'. . the low rocks out at sea. .' (1997)

'. . and the low rocks out at sea - looking, with their clothing of weeds and moss, like little grass-grown islands . .'

And then, the unspeakable purity and freshness of the air !  there was just enough heat to enhance the value of the breeze, and just enough wind to keep the whole sea in motion, to make the waves come bounding to the shore, foaming and sparkling, as if wild with glee. Nothing else was stirring -- no living creature was visible besides myself. My footsteps were the first to press the firm, unbroken sands; - - nothing before had trampled them since last night's flowing tide had obliterated the deepest marks of yesterday, and left it fair and even, except where the subsiding water had left behind it the traces of dimpled pools and little running streams.

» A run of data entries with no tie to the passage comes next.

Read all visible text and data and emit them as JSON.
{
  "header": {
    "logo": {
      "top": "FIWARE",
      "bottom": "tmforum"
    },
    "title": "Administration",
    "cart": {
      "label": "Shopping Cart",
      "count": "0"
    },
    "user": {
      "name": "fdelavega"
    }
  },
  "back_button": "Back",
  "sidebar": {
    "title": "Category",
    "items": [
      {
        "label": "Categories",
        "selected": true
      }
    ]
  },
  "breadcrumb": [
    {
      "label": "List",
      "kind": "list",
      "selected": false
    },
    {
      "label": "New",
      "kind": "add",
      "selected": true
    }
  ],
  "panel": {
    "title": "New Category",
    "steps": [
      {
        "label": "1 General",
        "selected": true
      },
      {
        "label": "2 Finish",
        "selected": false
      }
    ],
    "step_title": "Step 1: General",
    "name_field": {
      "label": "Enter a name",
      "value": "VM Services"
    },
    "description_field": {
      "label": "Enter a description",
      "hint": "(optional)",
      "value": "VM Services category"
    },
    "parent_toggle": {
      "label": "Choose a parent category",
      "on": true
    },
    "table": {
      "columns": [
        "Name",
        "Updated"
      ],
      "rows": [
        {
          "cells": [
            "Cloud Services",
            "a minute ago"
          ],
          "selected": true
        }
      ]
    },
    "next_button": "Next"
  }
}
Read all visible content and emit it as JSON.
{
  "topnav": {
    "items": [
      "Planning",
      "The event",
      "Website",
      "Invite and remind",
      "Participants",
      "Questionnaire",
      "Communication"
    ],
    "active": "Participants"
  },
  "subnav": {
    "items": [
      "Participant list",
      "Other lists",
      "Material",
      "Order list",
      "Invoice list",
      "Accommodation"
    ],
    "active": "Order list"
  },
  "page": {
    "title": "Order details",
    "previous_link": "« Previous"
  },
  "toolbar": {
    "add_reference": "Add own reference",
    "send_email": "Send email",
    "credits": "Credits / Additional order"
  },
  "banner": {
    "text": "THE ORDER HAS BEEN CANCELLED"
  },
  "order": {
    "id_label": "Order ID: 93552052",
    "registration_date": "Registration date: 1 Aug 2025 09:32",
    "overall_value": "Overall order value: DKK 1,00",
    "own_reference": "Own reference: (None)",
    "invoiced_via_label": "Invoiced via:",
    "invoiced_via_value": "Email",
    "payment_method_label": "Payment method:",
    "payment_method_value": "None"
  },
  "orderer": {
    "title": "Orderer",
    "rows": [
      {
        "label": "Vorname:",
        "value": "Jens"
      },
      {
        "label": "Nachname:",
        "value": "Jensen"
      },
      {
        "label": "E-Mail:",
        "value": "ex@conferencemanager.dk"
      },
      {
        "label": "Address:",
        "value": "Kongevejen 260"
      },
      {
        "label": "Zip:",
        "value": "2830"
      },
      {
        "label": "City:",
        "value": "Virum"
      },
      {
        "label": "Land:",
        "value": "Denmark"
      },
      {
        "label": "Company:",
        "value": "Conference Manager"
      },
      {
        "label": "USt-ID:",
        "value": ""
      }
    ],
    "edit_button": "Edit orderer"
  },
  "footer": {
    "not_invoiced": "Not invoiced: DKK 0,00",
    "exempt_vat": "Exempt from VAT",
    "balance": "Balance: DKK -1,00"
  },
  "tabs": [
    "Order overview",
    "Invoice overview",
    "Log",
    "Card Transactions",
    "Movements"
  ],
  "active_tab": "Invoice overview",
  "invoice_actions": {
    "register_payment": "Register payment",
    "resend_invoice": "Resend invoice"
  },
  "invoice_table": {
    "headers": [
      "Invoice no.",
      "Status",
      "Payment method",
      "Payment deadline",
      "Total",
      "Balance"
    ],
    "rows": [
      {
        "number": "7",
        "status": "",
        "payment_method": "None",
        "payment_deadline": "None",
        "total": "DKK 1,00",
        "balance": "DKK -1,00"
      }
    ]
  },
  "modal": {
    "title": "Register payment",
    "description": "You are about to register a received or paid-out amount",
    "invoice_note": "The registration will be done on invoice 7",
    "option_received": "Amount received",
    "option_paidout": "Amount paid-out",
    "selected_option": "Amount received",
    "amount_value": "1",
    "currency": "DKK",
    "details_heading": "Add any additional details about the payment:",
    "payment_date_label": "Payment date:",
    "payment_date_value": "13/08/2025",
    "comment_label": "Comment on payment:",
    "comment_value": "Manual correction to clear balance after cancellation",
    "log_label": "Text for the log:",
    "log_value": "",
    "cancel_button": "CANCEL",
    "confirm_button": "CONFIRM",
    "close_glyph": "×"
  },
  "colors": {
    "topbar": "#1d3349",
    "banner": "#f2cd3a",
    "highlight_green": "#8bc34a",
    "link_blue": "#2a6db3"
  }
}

Refreshed, delighted, invigorated, I walked along, forgetting all my cares, feeling as if I had wings to my feet, and could go at least forty miles without fatigue, and experiencing a sense of exhilaration to which I had been an entire stranger since the days of early youth. About half past six, however, the grooms began to come down to air their masters' horses -- first one, and then another, till there were some dozen horses and five or six riders: but that need not trouble me, for they would not come as far as the low rocks which I was now approaching. When I had reached these, and walked over the moist, slippery seaweed (at the risk of floundering into one of the numerous pools of clear, salt water that lay between them), to a little mossy promontory with the sea splashing round it, I looked back again to see who next was stirring.

'. . a little mossy promontory with the sea splashing round it . .' (1997)

'. . . they would not come as far as the low rocks I was now approaching. When I had reached these, and walked over the moist, slippery seaweed (at the risk of floundering into one of the numerous pools of clear, salt water that lay between them), to a little mossy promontory with the sea splashing round it . . .' 35n

Still, there were only the early grooms with their horses, and one gentleman with a little dark speck of a dog running before him, and one water cart coming out of the town to get water for the baths. In another minute or two, the distant bathing machines would begin to move, and then the elderly gentlemen of regular habits, and sober Quaker ladies would be coming to take their salutary morning walks. But however interesting such a scene might be, I could not wait to witness it, for the sun and the sea so dazzled my eyes in that direction, that I could but afford one glance; and then I turned again to delight myself with the sight and the sound of the sea dashing against my promontory -- with no prodigious force, for the swell was broken by the tangled sea weed and the unseen rocks beneath; otherwise I should soon have been deluged with spray.'


Indeed, the sun reflecting from the sea does dazzle ones eyes when looking back across the bay from these rocks in the early morning - the way Anne describes here. Unfortunately, I have not yet managed to obtain a suitable photograph displaying this effect - and highlighting the uncanny precision with which these scenes are depicted by Anne.57n


'But the tide was coming in; the water was rising; the gulfs and lakes were filling; the straits were widening, it was time to seek some safer footing; so I walked, skipped, and stumbled back to the smooth, wide sands, and resolved to proceed to a certain bold projection in the cliffs, and then return.

Presently, I heard a snuffling sound behind me, . . . . '

I will end the quote from the chapter here, as at this point something occurs which ultimately leads to the climax and conclusion of the novel - and you wouldn't want me to spoil the story for those who have not yet read it - would you?

On 30 July 1841, while at Scarborough with the Robinsons, Anne wrote in her 'four-yearly' diary paper: 'I am now engaged in writing the fourth volume of Solala Vernon's Life.' Some have suggested that this was a collection of auto-biographical material - and possibly the early spawnings of her later novel, Agnes Grey. I believe part of it may well have been the chapter presented above.36n


 Copyright © 1999 Michael Armitage
RETURN:
   Main Page    'The Sands'
26  -  June  -  99   
  Free counter and web stats   Mick Armitage (e-mail)